Vegetarian, not deprivation


Kushi Zaver

Vegetarians do not have to settle for bland, tasteless food. There are numerous options available to make a vegetarian diet appetizing, such as this delectable veggie pizza.

Kushi Zaver, Op-Ed Editor

The idea of vegetarianism may seem unfathomable to most people, but it can be the easiest thing in the world. Vegetarianism is the practice of not consuming meat from animals, and it has numerous benefits. 

According to Harvard Health, a study of more than 76,000 vegetarians revealed that these vegetarians were on average 25 percent less likely to suffer from heart disease. Harvard also debunked the myth that most vegetarians lack protein because protein can be found in dairy, lentils and beans.

Another important benefit of this lifestyle is the cost. Vegetarian diets are typically more cost efficient than a traditional diet. A personal example of this would be eating out. 

Typically, if I go to a restaurant with my friends, my meal will be around 10 dollars while theirs may be twelve to fifteen. This may not seem like much, but it quickly adds up over time. 

Additionally, it is also cheaper overall; according to takepart, a vegetarian diet is more budget friendly largely because the cost of meat has been deducted. 

Skipping out on meat is also great for the environment. Cows, chickens and other livestock produce greenhouse gases that are released into the air, causing the greenhouse gas effect. 

If there are too many greenhouse gases, the world could overheat and  cause the human race to be driven to extinction. The livestock industry is one of the largest industries contributing to this effect, which is now known as global warming.

If everyone switched to a vegetarian diet, the risk of global warming would decrease. 

Furthermore, skeptics should consider the morality of eating meat.

Animals slated for slaughter are often beaten and battered to death. If eggs hatch and they are male chicks, they will often be suffocated in trash bags, pushed into a grinder or thrown away because they are useless to the operation. 

Cows and pigs are frequently forced to reproduce for their entire lifetimes to keep the cycle going, and the babies are separated from their mothers. I recommend watching the documentary “Cowspiracy” to see the reality of the cruelty prevalent in this industry. 

It is baffling how millions of individuals would cry at documentaries such as these but feel no remorse at eating the product.

I grew up hearing things like “Where do you get your protein?” or  “I don’t know how you do it” or the classic “I would die without meat; it tastes so good.” 

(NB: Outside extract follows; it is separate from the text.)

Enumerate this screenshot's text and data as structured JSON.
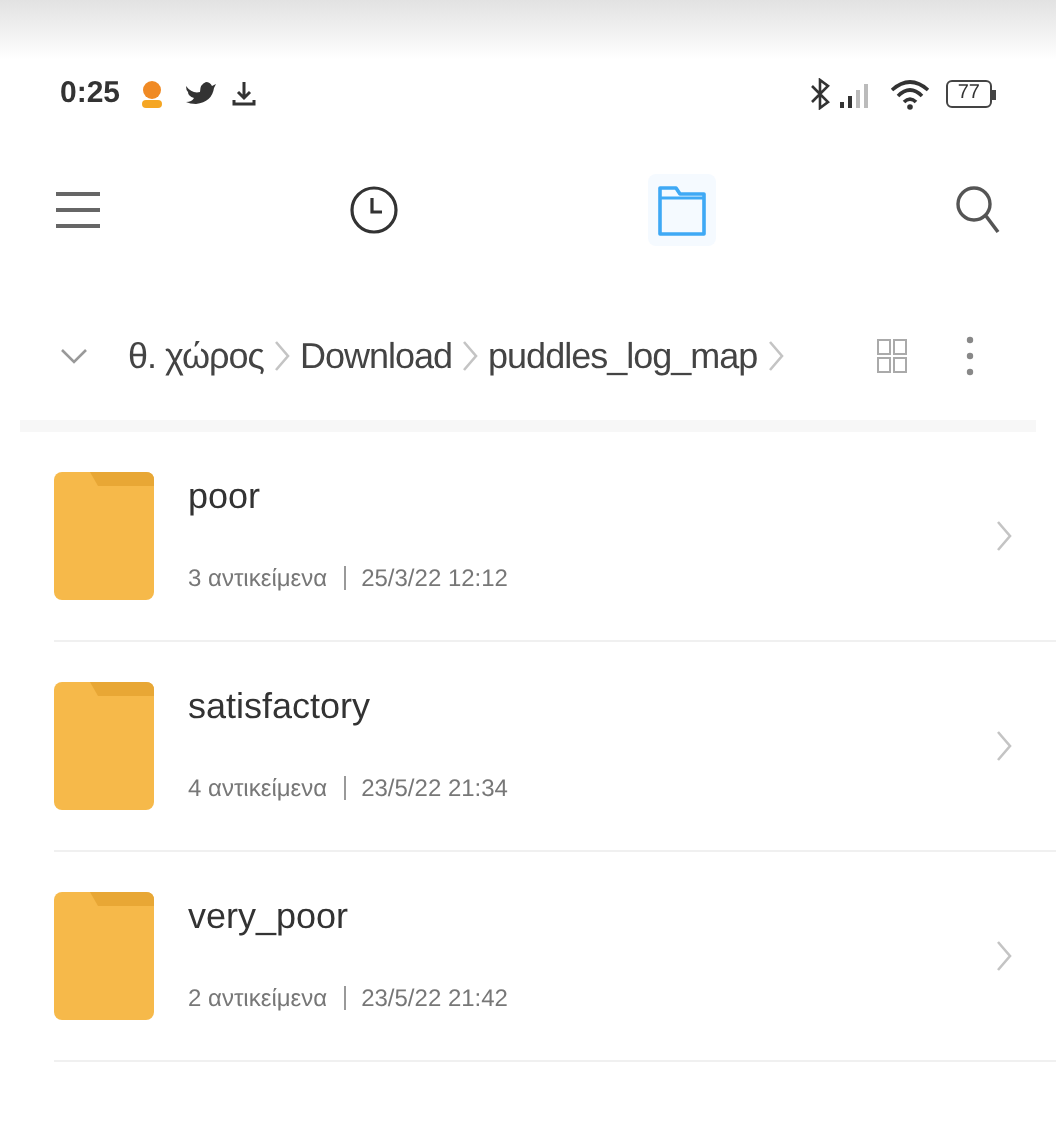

Personally, I have been a vegetarian since I was born; my family is Indian and traditionally we eat a vegetarian diet. I have never had any drastic medical issues or deficiencies. If you do it right, you will not only be healthy, you’ll thrive. 

According to a student at Coffee County Central High School, Austin Burch, “ I’m not a vegetarian because I find meat to be delicious, nutritious, easily accessible and inexpensive.”

Yes, I realize meat probably tastes good, but is it worth the environmental and physical effects? Meat consumption is often linked to heart disease, high cholesterol and the destruction of our planet. 

Burch himself even said, “ I have heard that there are numerous benefits, including  that vegetarians experience less B.O., lower cholesterol and lower blood pressure.” 

He acknowledges the benefits, so why can’t more skeptics?

Going vegetarian does not have to be drastic; it is a lifestyle change that you can adjust to gradually and in a way that is healthy for your body. It does not mean you will starve or be protein deficient.

 In fact, I encourage you to try it for at least a week. That is one week out of the approximately 4,000 in your lifetime. So, why not? A week without meat cannot hurt you; it can only open your eyes to a different, healthy way of life.